» WHAT YOU WILL DO:
The reply should give back every entry exactly as written.

═════ RECORDS PROVIDED

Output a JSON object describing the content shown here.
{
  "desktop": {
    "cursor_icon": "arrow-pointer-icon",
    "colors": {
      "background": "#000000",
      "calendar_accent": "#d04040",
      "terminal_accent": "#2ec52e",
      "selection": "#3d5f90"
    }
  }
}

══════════

» YOUR SOLUTION:
Output a JSON object describing the content shown here.
{
  "desktop": {
    "cursor_icon": "arrow-pointer-icon",
    "colors": {
      "background": "#000000",
      "calendar_accent": "#d04040",
      "terminal_accent": "#2ec52e",
      "selection": "#3d5f90"
    }
  }
}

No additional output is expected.